Please retype the records below exactly, omitting any images.
☆ ☆ ☆
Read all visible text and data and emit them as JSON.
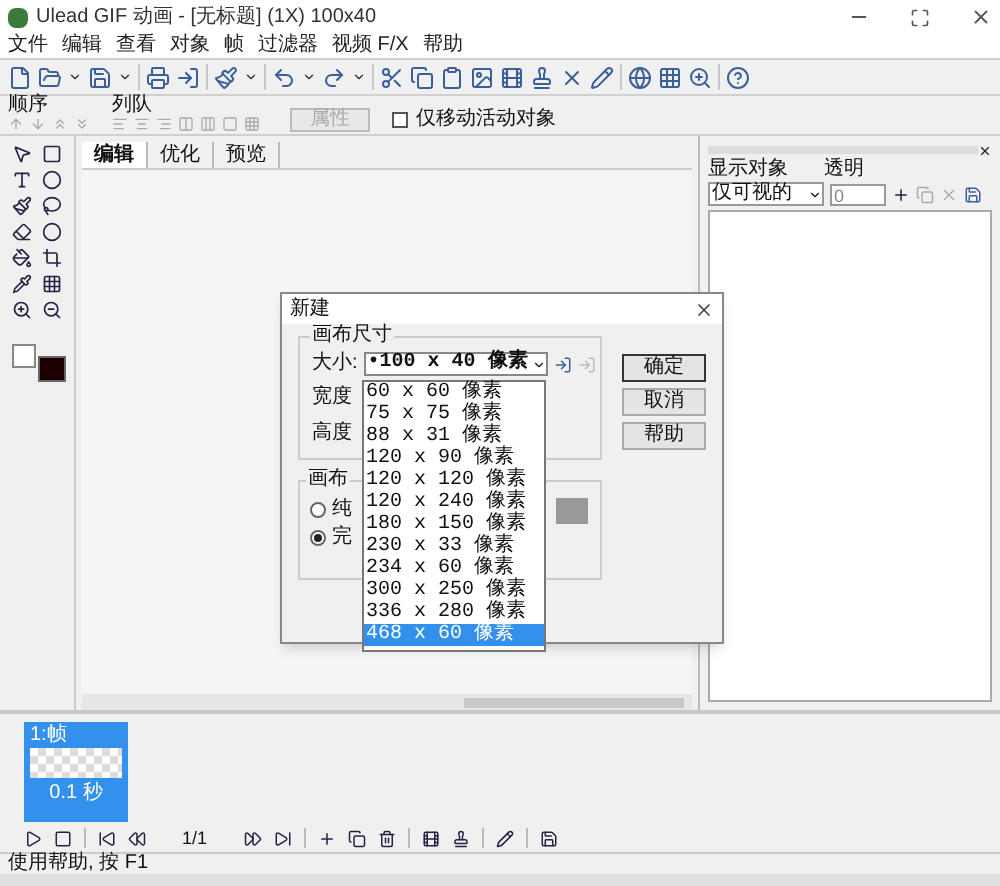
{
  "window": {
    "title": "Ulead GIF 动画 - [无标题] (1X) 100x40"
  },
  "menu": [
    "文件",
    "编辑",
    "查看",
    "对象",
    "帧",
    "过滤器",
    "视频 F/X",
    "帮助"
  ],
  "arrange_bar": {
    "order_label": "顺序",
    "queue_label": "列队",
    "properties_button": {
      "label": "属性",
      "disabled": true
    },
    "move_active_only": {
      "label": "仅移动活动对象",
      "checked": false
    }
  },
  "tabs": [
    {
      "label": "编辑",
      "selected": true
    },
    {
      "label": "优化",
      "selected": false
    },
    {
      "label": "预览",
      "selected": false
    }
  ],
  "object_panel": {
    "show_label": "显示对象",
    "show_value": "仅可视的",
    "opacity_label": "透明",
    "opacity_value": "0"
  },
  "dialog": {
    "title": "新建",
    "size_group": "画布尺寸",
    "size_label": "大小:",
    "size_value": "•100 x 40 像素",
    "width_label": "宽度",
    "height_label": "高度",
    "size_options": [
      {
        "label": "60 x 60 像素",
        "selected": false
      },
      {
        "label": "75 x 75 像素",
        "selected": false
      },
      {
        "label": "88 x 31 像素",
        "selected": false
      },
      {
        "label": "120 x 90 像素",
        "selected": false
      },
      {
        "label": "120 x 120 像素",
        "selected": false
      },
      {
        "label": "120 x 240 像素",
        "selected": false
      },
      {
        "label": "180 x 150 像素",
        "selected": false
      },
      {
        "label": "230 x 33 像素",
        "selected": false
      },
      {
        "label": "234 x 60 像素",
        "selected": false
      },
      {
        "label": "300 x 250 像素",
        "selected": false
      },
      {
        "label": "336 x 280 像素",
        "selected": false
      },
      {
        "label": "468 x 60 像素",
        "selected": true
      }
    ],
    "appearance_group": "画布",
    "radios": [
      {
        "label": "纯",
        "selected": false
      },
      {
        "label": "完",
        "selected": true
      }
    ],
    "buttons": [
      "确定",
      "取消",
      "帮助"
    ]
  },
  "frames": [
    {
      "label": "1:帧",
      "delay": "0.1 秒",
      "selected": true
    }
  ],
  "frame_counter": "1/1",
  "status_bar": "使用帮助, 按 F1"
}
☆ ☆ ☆
• **PROBLEM SOLUTION**
Read all visible text and data and emit them as JSON.
{
  "window": {
    "title": "Ulead GIF 动画 - [无标题] (1X) 100x40"
  },
  "menu": [
    "文件",
    "编辑",
    "查看",
    "对象",
    "帧",
    "过滤器",
    "视频 F/X",
    "帮助"
  ],
  "arrange_bar": {
    "order_label": "顺序",
    "queue_label": "列队",
    "properties_button": {
      "label": "属性",
      "disabled": true
    },
    "move_active_only": {
      "label": "仅移动活动对象",
      "checked": false
    }
  },
  "tabs": [
    {
      "label": "编辑",
      "selected": true
    },
    {
      "label": "优化",
      "selected": false
    },
    {
      "label": "预览",
      "selected": false
    }
  ],
  "object_panel": {
    "show_label": "显示对象",
    "show_value": "仅可视的",
    "opacity_label": "透明",
    "opacity_value": "0"
  },
  "dialog": {
    "title": "新建",
    "size_group": "画布尺寸",
    "size_label": "大小:",
    "size_value": "•100 x 40 像素",
    "width_label": "宽度",
    "height_label": "高度",
    "size_options": [
      {
        "label": "60 x 60 像素",
        "selected": false
      },
      {
        "label": "75 x 75 像素",
        "selected": false
      },
      {
        "label": "88 x 31 像素",
        "selected": false
      },
      {
        "label": "120 x 90 像素",
        "selected": false
      },
      {
        "label": "120 x 120 像素",
        "selected": false
      },
      {
        "label": "120 x 240 像素",
        "selected": false
      },
      {
        "label": "180 x 150 像素",
        "selected": false
      },
      {
        "label": "230 x 33 像素",
        "selected": false
      },
      {
        "label": "234 x 60 像素",
        "selected": false
      },
      {
        "label": "300 x 250 像素",
        "selected": false
      },
      {
        "label": "336 x 280 像素",
        "selected": false
      },
      {
        "label": "468 x 60 像素",
        "selected": true
      }
    ],
    "appearance_group": "画布",
    "radios": [
      {
        "label": "纯",
        "selected": false
      },
      {
        "label": "完",
        "selected": true
      }
    ],
    "buttons": [
      "确定",
      "取消",
      "帮助"
    ]
  },
  "frames": [
    {
      "label": "1:帧",
      "delay": "0.1 秒",
      "selected": true
    }
  ],
  "frame_counter": "1/1",
  "status_bar": "使用帮助, 按 F1"
}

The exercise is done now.